Apple and Google’s change of terminology doesn’t bode well for governments with ambitions to build what they’re counter-branding as “sovereign” fixes — aka data grabs that do involve centralizing exposure data. Although whether this means we’re headed for a big standoff between certain governments and Apple over iOS security restrictions — à la Apple vs the FBI — remains to be seen.
Earlier today, Apple and Google’s EU privacy chiefs also took part in a panel discussion organized by a group of European parliamentarians, which specifically considered the question of centralized versus decentralized models for contact tracing.
Asked about supporting centralized models for contact tracing, the tech giants offered a dodge, rather than a clear “no.”
“Our goal is to really provide an API to accelerate applications. We’re not obliging anyone to use it as a solution. It’s a component to help make it easier to build applications,” said Google’s Dave Burke, VP of Android engineering.
“When we build something we have to pick an architecture that works,” he went on. “And it has to work globally, for all countries around the world. And when we did the analysis and looked at different approaches we were very heavily inspired by the DP-3T group and their approach — and that’s what we have adopted as a solution. We think that gives the best privacy preserving aspects of the contacts tracing service. We think it’s also quite rich in epidemiological data that we think can be derived from it. And we also think it’s very flexible in what it could do. [The choice of approach is] really up to every member state — that’s not the part that we’re doing. We’re just operating system providers and we’re trying to provide a thin layer of an API that we think can help accelerate these apps but keep the phone in a secure, private mode of operation.”
“That’s really important for the expectations of users,” Burke added. “They expect the devices to keep their data private and safe. And then they expect their devices to also work well.”
DP-3T’s Michael Veale was also on the panel — busting what he described as some of the “myths” about decentralized contacts tracing versus centralized approaches.
“The [decentralized] system is designed to provide data to epidemiologists to help them refine and improve the risk score — even daily,” he said. “This is totally possible. We can do this using advanced methods. People can even choose to provide additional data if they want to epidemiologists — which is not really required for improving the risk score but might help.”
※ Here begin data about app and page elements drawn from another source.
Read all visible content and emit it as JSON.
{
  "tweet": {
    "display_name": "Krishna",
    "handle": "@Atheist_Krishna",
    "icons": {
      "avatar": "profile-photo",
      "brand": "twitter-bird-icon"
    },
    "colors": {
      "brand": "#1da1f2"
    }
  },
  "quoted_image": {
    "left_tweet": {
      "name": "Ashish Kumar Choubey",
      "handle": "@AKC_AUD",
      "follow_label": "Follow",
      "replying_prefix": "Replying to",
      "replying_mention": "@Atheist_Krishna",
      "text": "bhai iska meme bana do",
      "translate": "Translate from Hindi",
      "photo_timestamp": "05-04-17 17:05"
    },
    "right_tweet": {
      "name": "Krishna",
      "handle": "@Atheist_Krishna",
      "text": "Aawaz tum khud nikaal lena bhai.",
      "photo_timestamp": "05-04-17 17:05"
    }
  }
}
“Some people think a decentralized model means you can’t have a health authority do that first call [to a person exposed to a risk of infection]. That’s not true. What we don’t do is we don’t tag phone numbers and identities like a centralized model can to the social network. Because that allows misuse,” he added. “All we allow is that at the end of the day the health authority receives a list separate from the network of whose phone number they can call.”
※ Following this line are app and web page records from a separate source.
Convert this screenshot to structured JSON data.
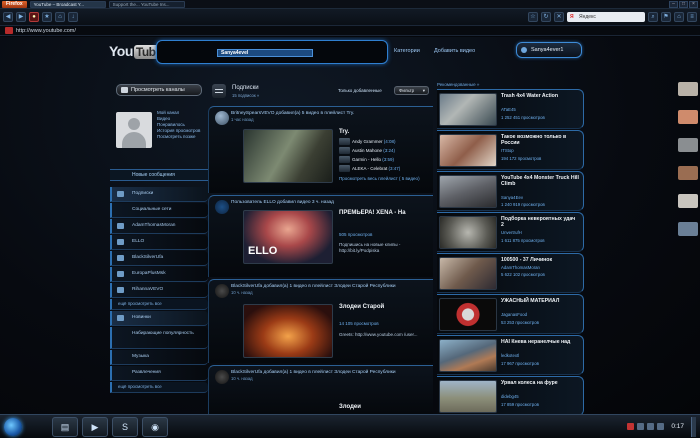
{
  "browser": {
    "menu_label": "Firefox",
    "tabs": [
      {
        "label": "YouTube – Broadcast Y...",
        "active": true
      },
      {
        "label": "Support the... YouTube Ins...",
        "active": false
      }
    ],
    "url": "http://www.youtube.com/",
    "search_placeholder": "Яндекс"
  },
  "header": {
    "logo_you": "You",
    "logo_tube": "Tube",
    "search_value": "Sanya4evel",
    "links": [
      "Категории",
      "Добавить видео"
    ],
    "account_button": "Sanya4ever1"
  },
  "sidebar": {
    "browse_button": "Просмотреть каналы",
    "me_links": [
      "Мой канал",
      "Видео",
      "Понравилось",
      "История просмотров",
      "Посмотреть позже"
    ],
    "messages": "Новые сообщения",
    "items": [
      {
        "label": "Подписки",
        "selected": true
      },
      {
        "label": "Социальные сети",
        "selected": false
      },
      {
        "label": "AdamThomasMoran",
        "selected": false
      },
      {
        "label": "ELLO",
        "selected": false
      },
      {
        "label": "BlackSilverUfa",
        "selected": false
      },
      {
        "label": "EuropaPlusMsk",
        "selected": false
      },
      {
        "label": "RihannaVEVO",
        "selected": false
      }
    ],
    "more_subs": "ещё просмотреть все",
    "section2": [
      {
        "label": "Новинки",
        "selected": true
      },
      {
        "label": "Набирающие популярность",
        "selected": false
      },
      {
        "label": "Музыка",
        "selected": false
      },
      {
        "label": "Развлечения",
        "selected": false
      }
    ],
    "more_cats": "ещё просмотреть все"
  },
  "feed": {
    "title": "Подписки",
    "subtitle": "15 подписок »",
    "filter_label": "Только добавленные",
    "dropdown": "Фильтр",
    "cards": [
      {
        "line": "BritneySpearsVEVO добавил(а) 5 видео в плейлист Try.",
        "time": "1 час назад",
        "title": "Try.",
        "playlist": [
          {
            "name": "Andy Grammer",
            "dur": "(4:08)"
          },
          {
            "name": "Austin Mahone",
            "dur": "(3:24)"
          },
          {
            "name": "Garmin - Hello",
            "dur": "(3:59)"
          },
          {
            "name": "ALEKA - Celebrat",
            "dur": "(3:47)"
          }
        ],
        "view_all": "Просмотреть весь плейлист ( 5 видео)"
      },
      {
        "line": "Пользователь ELLO добавил видео 3 ч. назад",
        "title": "ПРЕМЬЕРА! XENA - На",
        "views": "505 просмотров",
        "desc": "Подпишись на новые клипы - http://bit.ly/Podpiska",
        "thumb_text": "ELLO"
      },
      {
        "line": "BlackSilverUfa добавил(а) 1 видео в плейлист Злодеи Старой Республики",
        "time": "10 ч. назад",
        "title": "Злодеи Старой",
        "views": "14 105 просмотров",
        "desc": "Greets: http://www.youtube.com /user..."
      },
      {
        "line": "BlackSilverUfa добавил(а) 1 видео в плейлист Злодеи Старой Республики",
        "time": "10 ч. назад",
        "title": "Злодеи"
      }
    ]
  },
  "recommendations": {
    "header": "Рекомендованные »",
    "items": [
      {
        "title": "Trash 4x4 Water Action",
        "channel": "ATaE45",
        "views": "1 252 451 просмотров"
      },
      {
        "title": "Такое возможно только в России",
        "channel": "ITStop",
        "views": "194 172 просмотров"
      },
      {
        "title": "YouTube 4x4 Monster Truck Hill Climb",
        "channel": "Sanya4Eev",
        "views": "1 240 919 просмотров"
      },
      {
        "title": "Подборка невероятных удач 2",
        "channel": "UnvertrufH",
        "views": "1 611 875 просмотров"
      },
      {
        "title": "100500 - 37 Личинок",
        "channel": "AdamThomasMoran",
        "views": "5 622 102 просмотров"
      },
      {
        "title": "УЖАСНЫЙ МАТЕРИАЛ",
        "channel": "JaganasFood",
        "views": "53 253 просмотров"
      },
      {
        "title": "HAI Кнева неранелчые над",
        "channel": "ledkotextl",
        "views": "17 967 просмотров"
      },
      {
        "title": "Урвал колеса на фуре",
        "channel": "didebg45",
        "views": "17 859 просмотров"
      }
    ]
  },
  "taskbar": {
    "clock": "0:17",
    "apps": [
      "folder-icon",
      "media-player-icon",
      "skype-icon",
      "firefox-icon"
    ]
  }
}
MEP Sophie in ‘t Veld, who organzied the online event, noted at the top of the discussion they had also invited PEPP-PT to join the call but said no one from the coalition had been able to attend the video conference.